Adjective Definition, Usage & List of Examples
Subject and Verb in Adjective Clauses Each adjective clause also contains a subject and a which many people adore" contains the subject people and the verb adore, yet it is not a complete sentence by itself. For this reason, style guides and grammar resources may not consider some of the types of adjectives you learn about here to actually be adjectives at all. They can be attributive occurring before the noun or predicative occurring after the noun. So, it is unable to function as a whole sentence. If you got rid of that clause, the sentence would simply say, "I don't like children," which is very different from not liking messy children who eat with their hands! It contains the subject which and the verb belongs.
Adjective Complement: Definition and Examples
Get a clear answer to the question, "What is a relative clause? When a compound adjective occurs before the noun it modifies attributive , the individual words are typically connected by a hyphen. Big and white, the birds land recklessly. However, this difference is incomplete. It makes the noun or pronoun more specific. Mark is well known.
Examples of Adjective Clauses in Sentences

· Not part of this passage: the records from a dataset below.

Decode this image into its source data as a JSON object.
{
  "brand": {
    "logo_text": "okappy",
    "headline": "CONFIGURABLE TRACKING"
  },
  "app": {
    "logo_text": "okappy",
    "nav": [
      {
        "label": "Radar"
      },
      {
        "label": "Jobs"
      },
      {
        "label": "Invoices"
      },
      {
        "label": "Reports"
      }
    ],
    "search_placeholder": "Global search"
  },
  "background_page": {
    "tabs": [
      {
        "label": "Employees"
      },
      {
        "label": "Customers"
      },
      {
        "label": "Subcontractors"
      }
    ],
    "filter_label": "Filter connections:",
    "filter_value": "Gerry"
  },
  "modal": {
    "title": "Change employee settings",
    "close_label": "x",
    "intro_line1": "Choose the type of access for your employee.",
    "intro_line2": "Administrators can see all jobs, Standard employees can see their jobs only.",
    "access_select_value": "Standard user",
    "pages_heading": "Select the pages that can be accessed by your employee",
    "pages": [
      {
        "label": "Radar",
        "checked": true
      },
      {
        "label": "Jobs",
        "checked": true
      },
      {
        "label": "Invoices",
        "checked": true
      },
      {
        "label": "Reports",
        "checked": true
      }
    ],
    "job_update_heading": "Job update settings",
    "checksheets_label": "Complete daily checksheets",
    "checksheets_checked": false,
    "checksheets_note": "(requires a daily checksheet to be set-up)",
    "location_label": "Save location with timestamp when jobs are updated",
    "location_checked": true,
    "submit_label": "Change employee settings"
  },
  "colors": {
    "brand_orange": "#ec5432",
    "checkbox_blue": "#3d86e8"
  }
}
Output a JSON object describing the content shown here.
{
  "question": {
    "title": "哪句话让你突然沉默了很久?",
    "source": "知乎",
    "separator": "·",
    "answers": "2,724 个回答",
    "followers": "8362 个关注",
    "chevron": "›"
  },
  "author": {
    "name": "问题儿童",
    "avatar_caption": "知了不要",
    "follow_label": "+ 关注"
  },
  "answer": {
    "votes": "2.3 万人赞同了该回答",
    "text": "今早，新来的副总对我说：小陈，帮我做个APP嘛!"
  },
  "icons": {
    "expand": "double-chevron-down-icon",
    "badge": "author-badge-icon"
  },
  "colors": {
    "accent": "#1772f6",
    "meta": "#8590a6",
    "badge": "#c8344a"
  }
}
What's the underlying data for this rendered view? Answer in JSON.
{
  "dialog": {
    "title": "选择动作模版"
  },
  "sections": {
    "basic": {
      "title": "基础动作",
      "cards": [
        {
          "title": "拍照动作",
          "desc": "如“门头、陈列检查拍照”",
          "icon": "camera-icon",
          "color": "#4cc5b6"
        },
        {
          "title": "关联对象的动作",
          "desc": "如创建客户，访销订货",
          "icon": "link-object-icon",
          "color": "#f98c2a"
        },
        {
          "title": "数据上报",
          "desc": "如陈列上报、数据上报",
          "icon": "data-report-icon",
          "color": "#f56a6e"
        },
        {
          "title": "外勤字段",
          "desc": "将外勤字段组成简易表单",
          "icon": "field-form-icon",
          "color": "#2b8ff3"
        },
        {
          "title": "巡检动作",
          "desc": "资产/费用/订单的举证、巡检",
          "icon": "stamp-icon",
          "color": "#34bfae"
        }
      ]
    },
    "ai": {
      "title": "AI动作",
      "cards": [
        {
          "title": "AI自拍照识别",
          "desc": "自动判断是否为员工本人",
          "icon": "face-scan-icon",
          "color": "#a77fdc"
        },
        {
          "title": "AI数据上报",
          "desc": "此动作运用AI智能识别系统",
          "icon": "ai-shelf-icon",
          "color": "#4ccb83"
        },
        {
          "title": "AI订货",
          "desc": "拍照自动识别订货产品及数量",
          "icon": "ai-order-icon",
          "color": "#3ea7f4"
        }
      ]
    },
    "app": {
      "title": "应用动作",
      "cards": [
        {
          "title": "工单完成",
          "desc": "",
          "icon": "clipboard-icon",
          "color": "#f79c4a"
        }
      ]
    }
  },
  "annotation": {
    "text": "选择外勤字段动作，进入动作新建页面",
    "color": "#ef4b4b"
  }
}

Adjective clauses are also referred to as relative clauses. Adjective clause examples can help one better understand the concept. Each Grammar rules of an adjective clause Each adjective sentence has a subject and a verb that work together to define the underlying noun being changed. View several adjective clause examples using them in sentences. Omit the subject pronoun and change the verb to its -ing form. In these instances, a common mistake is to use an adverb in place of an adjective.
Adjective Clauses, Definition and Examples
Adjective Phrase: The kid leading the line is my best classmate. It could mean someone has a good sense of smell. Adjective clauses are dependent clauses. What Is an Adjective Clause? Superlative adjectives are used to indicate that something has the most or least of a specific quality. The clause adds more, nonessential, or additional information about the noun residence by modifying it. This "who" clause is nonrestrictive because the information it contains doesn't restrict or limit the noun it modifies, old Professor Legree.
Adjective Clause Examples
Relative pronouns include the words that, where, when, who, whom, whose, which and why. This is a correct usage of an adjective clause. So here are some of the adjective clause examples ; 1. Here are some more examples of adjective clauses that range in complexity: My mom, who is a doctor, performed the surgery. Both are dependent, subordinating clauses, but play the different roles in the sentence.